A great example of this is the tragic love story of Orpheus and Eurydice. The musician Orpheus could move the whole of creation with his song, including the world of the dead, and yet failed to bring his beloved back to life due to his impatience, or maybe lack of faith, or even overwhelming desire. No matter, he lost her forever. He had one chance, he blew it. Who among us cannot relate to that? The story invites us to feel the greatness of that loss against our own personal shortcomings. But what of Eurydice? Her silent presence embodies an enigma still to be deciphered.
Due to his connection to music the story of Orpheus and Eurydice has found a natural environment in the world of the opera, ballet, and musical. The tragic couple have also been represented in paintings and sculptures ever since antiquity. Movie directors and playwrights have brought modern versions of their tale to contemporary audiences. Poets and authors still explore the many dark angles of this story.
- Knowledge of the classical world comes in very handy in navigating today’s pop culture landscape!
Since authors, screenwriters, artists and designers of all kinds are still reworking and referencing classical source material, the more we know about the sources, the richer will be our appreciation of the traces of the classical world that still circulate all around us.
A few recent examples:
- Anaïs Mitchell’s 2019 studio album Hadestown was the inspiration for the Tony and Grammy award-winning musical, Hadestown, which is a contemporary rendition of the Orpheus & Eurydice story. The musical, directed by Rachel Chavkin, premiered on Broadway in 2019 and continues this fall.
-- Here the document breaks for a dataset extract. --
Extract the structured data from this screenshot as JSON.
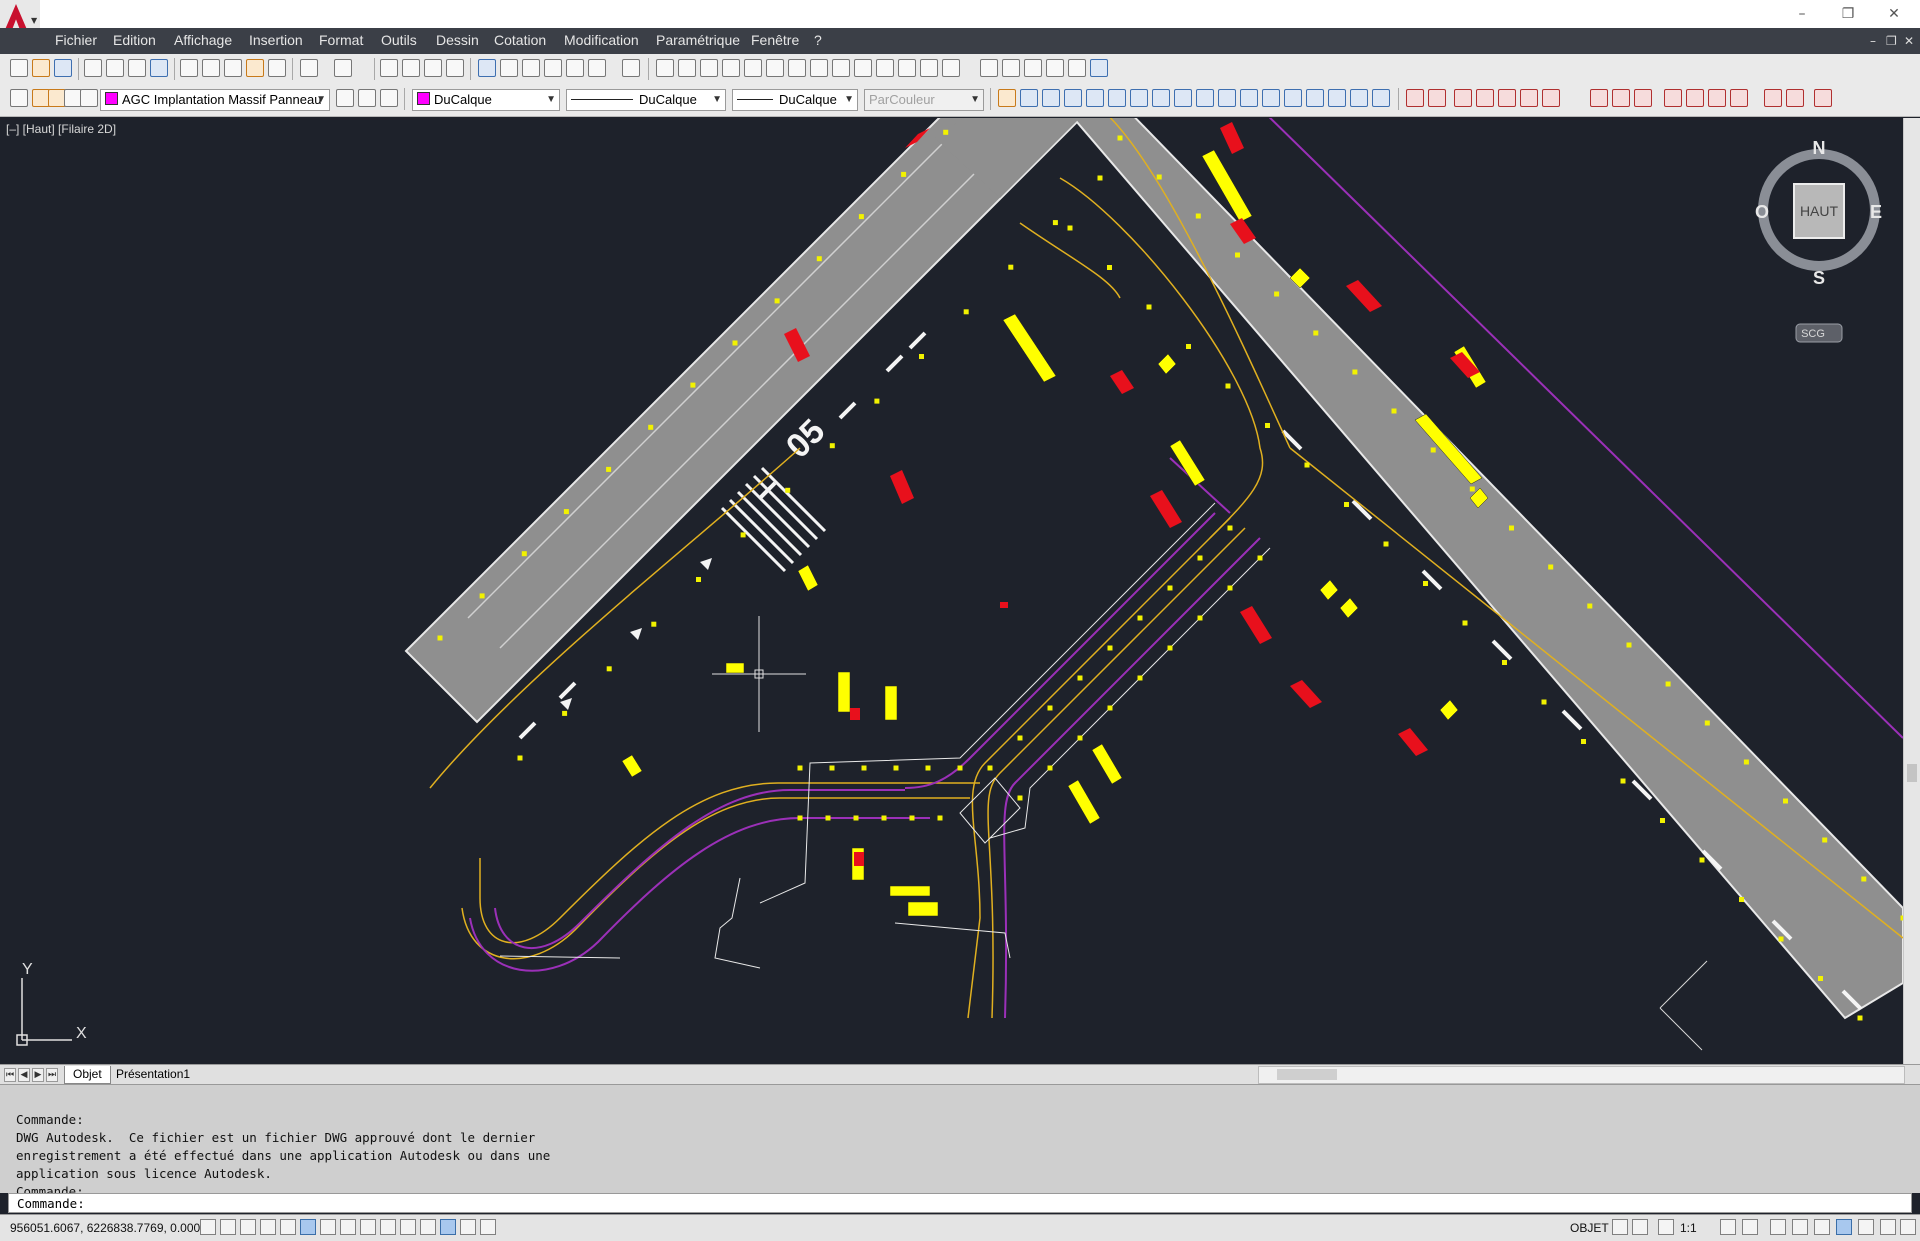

- Arcade Fire’s award-winning 2013 album Reflektor contains several references to Orpheus & Eurydice. Two songs explicitly reference the classical myth: “Awful Sound (Oh Eurydice)” and “It’s Never Over (Oh Orpheus)”. The lyrics were also inspired by another work of art that was in turn inspired by the myth: the 1959 Brazilian film Black Orpheus. The cover art for Reflektor also reproduces a detail of Auguste Rodin’s sculpture of Orpheus and Eurydice, now housed in the Metropolitan Museum of Art in New York.
- The cover of Rosalía’s 2022 studio album, Motomami, provocatively references the Renaissance painting by Sandro Botticelli, The Birth of Venus.
- The title track of Jack White’s latest studio album is “Eosophobia” (The album itself has been released with the English title Fear of the Dawn).
- The 2021 film The Lost Daughter, a psychological drama written and directed by Maggie Gyllenhaal, is woven through with references to ancient, mythological figures. The film is based on a 2006 book by Elena Ferrante by the same name, but the film changes the original setting from Naples to a small town in contemporary Greece.
- The Hades video game, developed by San Francisco’s Supergiant Games, plays out in the Underworld and features a host of mythological characters, including Orpheus and Eurydice!
- What ACS courses will be offered this fall to complement the themes of Orpheus and the classical world?
Orpheus & Eurydice Reimagined: Classical Mythology in North American Literature is an online mini-course running in parallel with the production of Phillip Glass’ Orphée at the Teatro Real in September.
The Classical Tradition in American Art, Architecture and Film is a 30-hour course offered over 10 weeks from October to December, which will meet in person at the Institute.
Registration for both courses is now open.